Leadership Style versus Motivation
Leadership Style Motivation Type Motivation is Based on: Personality Type Efficiency

Limited supervision
Worker with decision making responsibility

Self motivated Creativity Leader of ideas or people.Independent Achiever Thrives on change

High

Team motivated

Mixed styles

Goal motivated Opportunity

Personality type and efficiency depends on leader’s skill and/or the work environment he’s created.

Reward motivated Materialism
Recognition motivated Social status

High level of supervision
Command-and-control

Peer motivated To be like others Status quoDependency Resist change

Low

Authority motivated Follows policy
Threat, fear motivated Reacts to force

Remember that: Self-motivated or visionaries will not accept authority controlled environments. They will find a way to escape if trapped. In a team-motivated environment, dependency types will become inspired and strive to be acceptable with independent thinking coworkers.
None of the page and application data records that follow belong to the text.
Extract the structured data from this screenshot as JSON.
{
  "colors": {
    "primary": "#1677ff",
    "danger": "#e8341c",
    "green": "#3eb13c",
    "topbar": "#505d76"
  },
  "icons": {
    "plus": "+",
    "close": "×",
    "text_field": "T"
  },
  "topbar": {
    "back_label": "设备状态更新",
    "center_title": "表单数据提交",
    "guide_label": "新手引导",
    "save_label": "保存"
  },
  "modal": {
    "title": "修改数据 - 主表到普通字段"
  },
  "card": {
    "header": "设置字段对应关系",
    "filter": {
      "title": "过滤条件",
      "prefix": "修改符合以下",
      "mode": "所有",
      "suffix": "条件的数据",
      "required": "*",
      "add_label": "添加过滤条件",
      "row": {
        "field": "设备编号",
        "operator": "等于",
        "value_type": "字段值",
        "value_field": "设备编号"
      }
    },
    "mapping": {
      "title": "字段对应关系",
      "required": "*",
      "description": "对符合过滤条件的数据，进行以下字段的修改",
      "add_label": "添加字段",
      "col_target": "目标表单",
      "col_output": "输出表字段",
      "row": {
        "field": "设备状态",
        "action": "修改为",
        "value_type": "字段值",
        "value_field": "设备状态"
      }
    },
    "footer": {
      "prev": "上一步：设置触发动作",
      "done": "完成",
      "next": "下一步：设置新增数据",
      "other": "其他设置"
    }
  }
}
here are some finer points:

Self-motivated people are goal motivated. Once they conquer one goal, they establish another. Every goal is a learning process that requires all the elements in level one. Organizations that attract and keep this type of person stay on the leading edge of technology.
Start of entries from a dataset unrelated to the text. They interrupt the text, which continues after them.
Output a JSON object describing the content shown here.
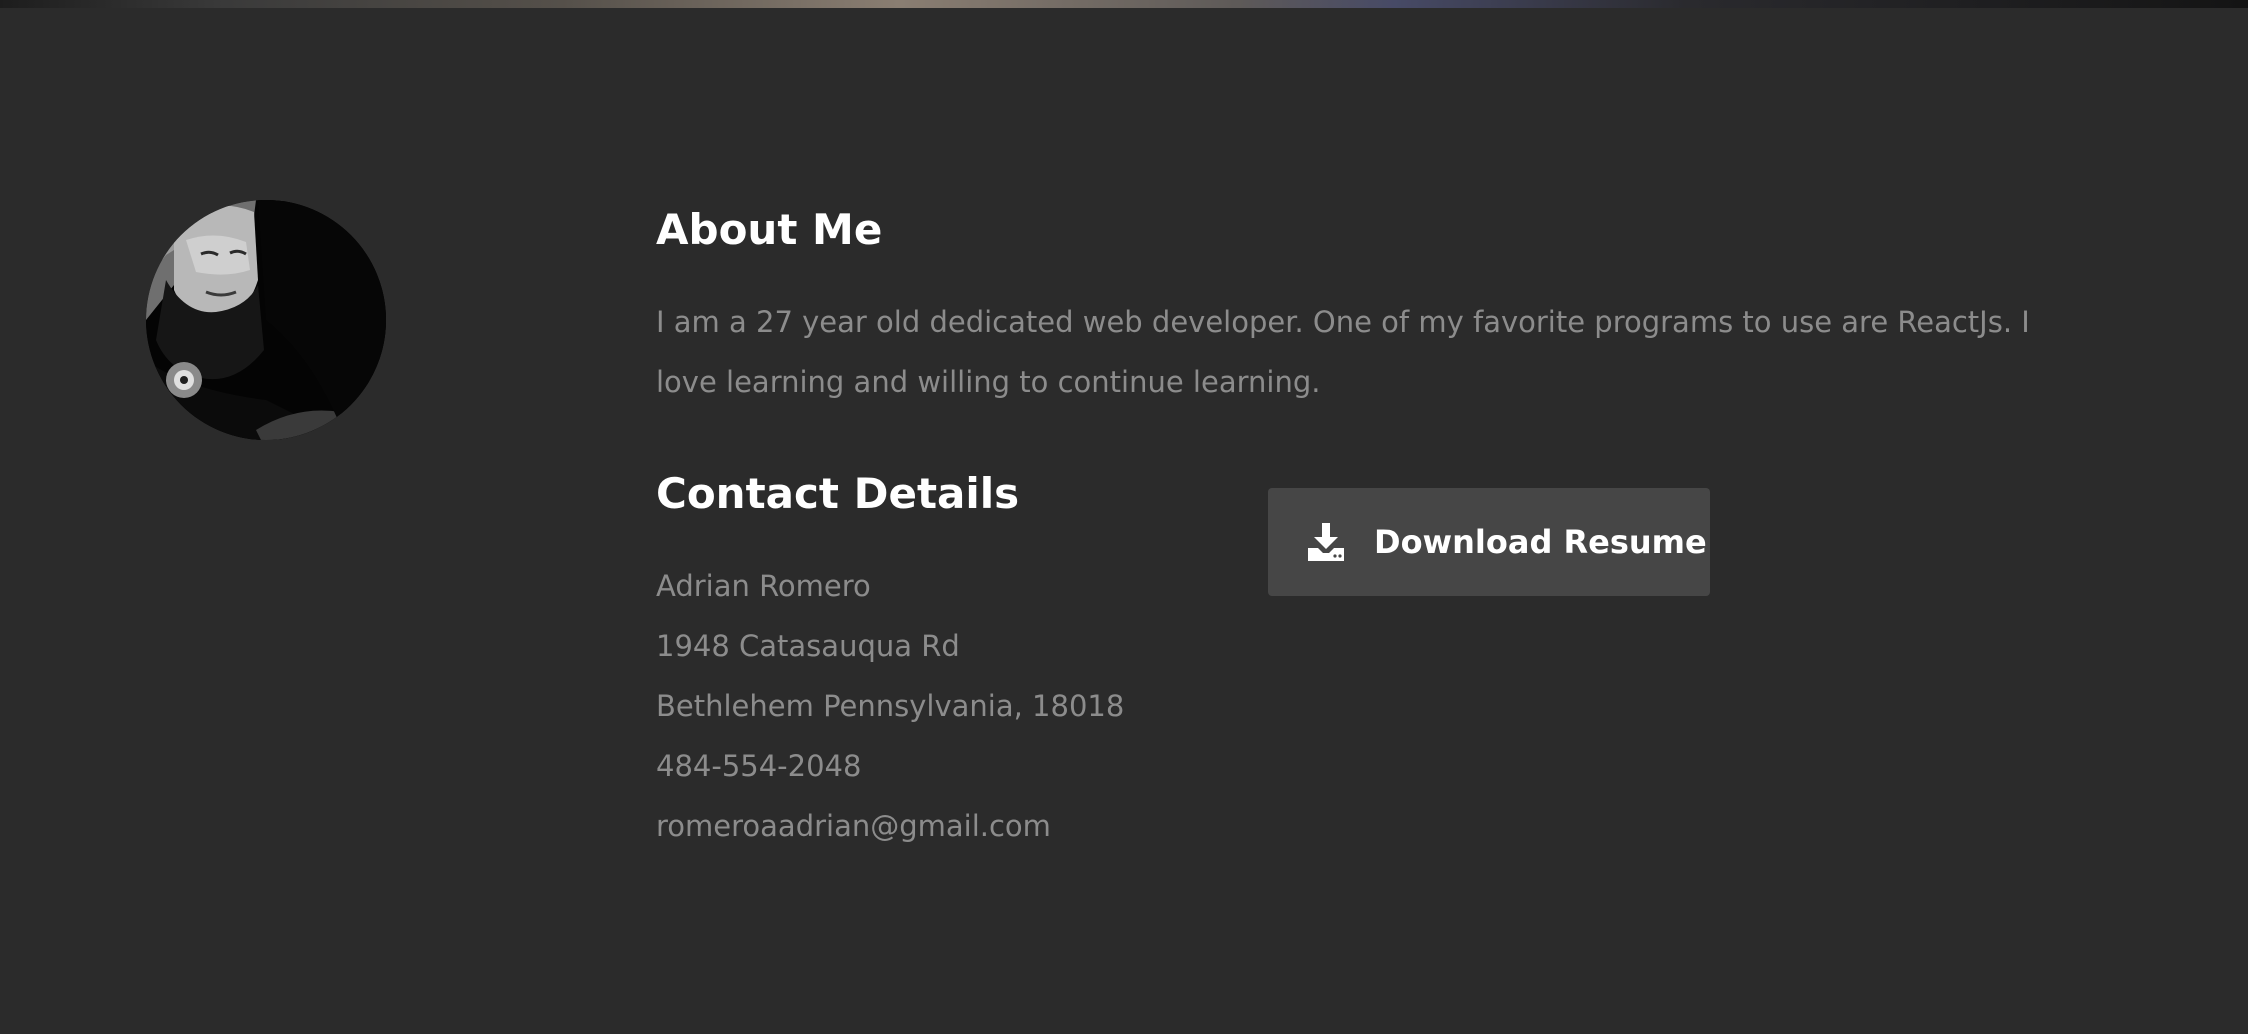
{
  "about": {
    "heading": "About Me",
    "text": "I am a 27 year old dedicated web developer. One of my favorite programs to use are ReactJs. I love learning and willing to continue learning."
  },
  "contact": {
    "heading": "Contact Details",
    "name": "Adrian Romero",
    "street": "1948 Catasauqua Rd",
    "city": "Bethlehem Pennsylvania, 18018",
    "phone": "484-554-2048",
    "email": "romeroaadrian@gmail.com"
  },
  "download": {
    "label": "Download Resume",
    "icon": "download-icon"
  },
  "profile": {
    "avatar": "profile-photo"
  },
  "colors": {
    "background": "#2b2b2b",
    "heading": "#ffffff",
    "body_text": "#8c8c8c",
    "button_bg": "#464646"
  }
}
Recognition is important; it builds positive self-esteem. By itself, its benefits are short lived. Long-term benefits are achieved when the employee feels the job could not have been done without them. This means they were faced with a challenge, which means, they had the responsibility and authority to take action.

~Himanshu~

I’ll keep on updating this post….

I keep six honest serving men
(They taught me all I knew);
Their names are What and Why and When and How and Where and Who.
-Rudyard Kipling

Enjoy ur Day
~Himanshu~

THE OSCAR WINNERS…

Oscars: Lucky seven for ‘Slumdog…’

Best Direction: Danny Boyle for Slumdog Millionaire

Best Original Song: A R Rahman for ‘Jai Ho…’ (Slumdog Millionarie)

The Indian music maestro, Rahman wooed the audience with ‘O Saya’ and ‘Jai Ho…’ the nominated songs from ‘Slumdog…’, as the nominees for Best Original Song were being announced.

Best Original Score: A R Rahman for Slumdog Millionaire . “I have nothing but my mother and she is there with me. I thank her for making me coming all this way with her blessings,” said a proud Rahman.

Best Film Editing: Chris Dickens for Slumdog Millionaire

Best Sound Mixing: Ian Tapp, Resul Pookutty for Slumdog Millionaire. “This is just not a sound award, but a history being handed over,” said Indian receiver Pookutty.

Best Cinematography: Anthony Dod Mantle for Slumdog Millionaire

Best Adapted Screenplay: Simon Beaufoy for Slumdog Millionaire.
Best Documentary Short Subject: Megan Mylan for Smile Pinki

Best Foreign Language Film: Departures (Japan)

Best Sound Editing: Richard King for The Dark Knight

Best Visual Effects: Eric Barba for The Curious Case of Benjamin Button

Best Documentary Feature Film: James Marsh for Man on Wire

Best Supporting Actor: Heath Ledger for The Dark Knight . It was a special moment for actor’s family – mother Sally, father Kim and sister Kate who came to receive the trophy on Ledger’s behalf.

Best Live action short film: Jochen Alexander for Spielzeugland Toyland

Best Make-up: Greg Cannom for The Curious Case of Benjamin Button

Best Costume Design: Michael O’Connor for The Duchess

Best Art Direction: Donald Graham Burt for The Curious Case of Benjamin Button

Best Animated Short Film: Kunio Kato for La Maison En Petits Cubes

Best Animated Feature: Andrew Stanton for Wall-E

Best Original Screenplay: Dustin Lance Black for Milk

Best Supporting Actress: Penelope Cruz for Vicky Cristina Barcelona.